A 3D Printable Raman Probe

Scientific instruments are expensive. In a lot of cases, really expensive, so if you have spent any time in a well-equipped lab, the chances are that it would have been one backed up by the resources of a university, or a large company. Those experimenters who wish to pursue such matters outside those environments have traditionally had to rely on obsolete instruments from the surplus market. A fascinating endeavor in itself, but one that can sometimes limit the opportunity to pursue science.

It has been interesting then to see the impact of the arrival of affordable 3D printing on the creation of self-built scientific instruments. A fantastic example has come our way, [David H Haffner Sr]’s 3D printable Raman probe. A Raman spectroscope is an instrument in which the light scattered from the sample exposed to an incident monochromatic source is collected, as opposed to that reflected or transmitted through it. Scattered light can be a huge magnitude weaker than other modes, thus the design of a Raman probe is critical to its success. (If you are curious, read this multi-part explanation on Raman spectroscopy.)

This is a work in progress at the time of writing, but it still makes for an interesting examination of Raman probe design.
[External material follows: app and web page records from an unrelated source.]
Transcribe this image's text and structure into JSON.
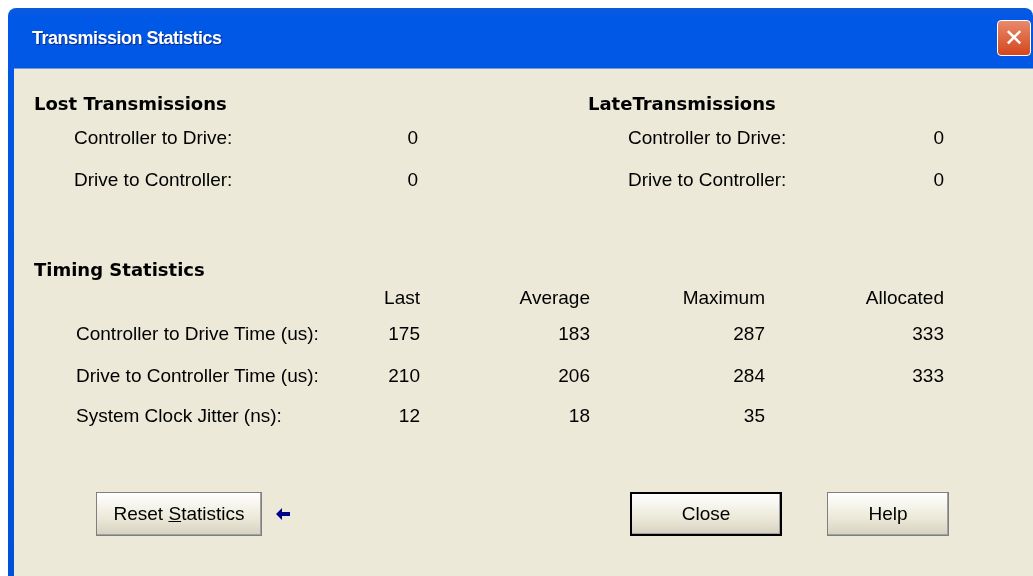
{
  "window": {
    "title": "Transmission Statistics",
    "close_glyph": "✕"
  },
  "lost": {
    "heading": "Lost Transmissions",
    "rows": [
      {
        "label": "Controller to Drive:",
        "value": "0"
      },
      {
        "label": "Drive to Controller:",
        "value": "0"
      }
    ]
  },
  "late": {
    "heading": "LateTransmissions",
    "rows": [
      {
        "label": "Controller to Drive:",
        "value": "0"
      },
      {
        "label": "Drive to Controller:",
        "value": "0"
      }
    ]
  },
  "timing": {
    "heading": "Timing Statistics",
    "columns": [
      "Last",
      "Average",
      "Maximum",
      "Allocated"
    ],
    "rows": [
      {
        "label": "Controller to Drive Time (us):",
        "values": [
          "175",
          "183",
          "287",
          "333"
        ]
      },
      {
        "label": "Drive to Controller Time (us):",
        "values": [
          "210",
          "206",
          "284",
          "333"
        ]
      },
      {
        "label": "System Clock Jitter (ns):",
        "values": [
          "12",
          "18",
          "35"
        ]
      }
    ]
  },
  "buttons": [
    {
      "kind": "reset",
      "label_before": "Reset ",
      "mnemonic": "S",
      "label_after": "tatistics",
      "default": false
    },
    {
      "kind": "close",
      "label_before": "Close",
      "default": true
    },
    {
      "kind": "help",
      "label_before": "Help",
      "default": false
    }
  ]
}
Interestingly the sensor is a standard DSLR camera, which though not a cheap device is possibly more affordable than a more dedicated sensor.

This isn’t the first Raman spectrometer we’ve seen on these pages, we’ve also brought you a Fourier transform spectrometer, and plenty of more conventional instruments.

Hackaday Prize Finalist: An Un-noodly Spectrometer

And so we come to the final finalist bio for The Hackaday Prize. In only three days, we’ll know whether [fl@C@]’s RamanPi Spectrometer or one of the four other projects to make it into the finals round will be making it to space, or only Japan.

There are a surprising number of spectrometer projects out there on the Intertubes, but most of these setups only measure the absorption spectrum – literally what wavelengths of light are absorbed by the material being measured. A Raman spectrometer is completely different, using a laser to illuminate the sample, and measuring the scattering of light from the material. It’s work that has won a Nobel prize, and [fl@C@] built one with a 3D printer.

Bio below, along with the final video that was sent around to the judges. If you’re wondering who the winner of The Hackaday Prize is, even I don’t know. [Mike] and a few Hackaday overlords do, but the rest of us will remain in ignorance until we announce the winner at the party we’re having in Munich next Thursday.

Continue reading “Hackaday Prize Finalist: An Un-noodly Spectrometer”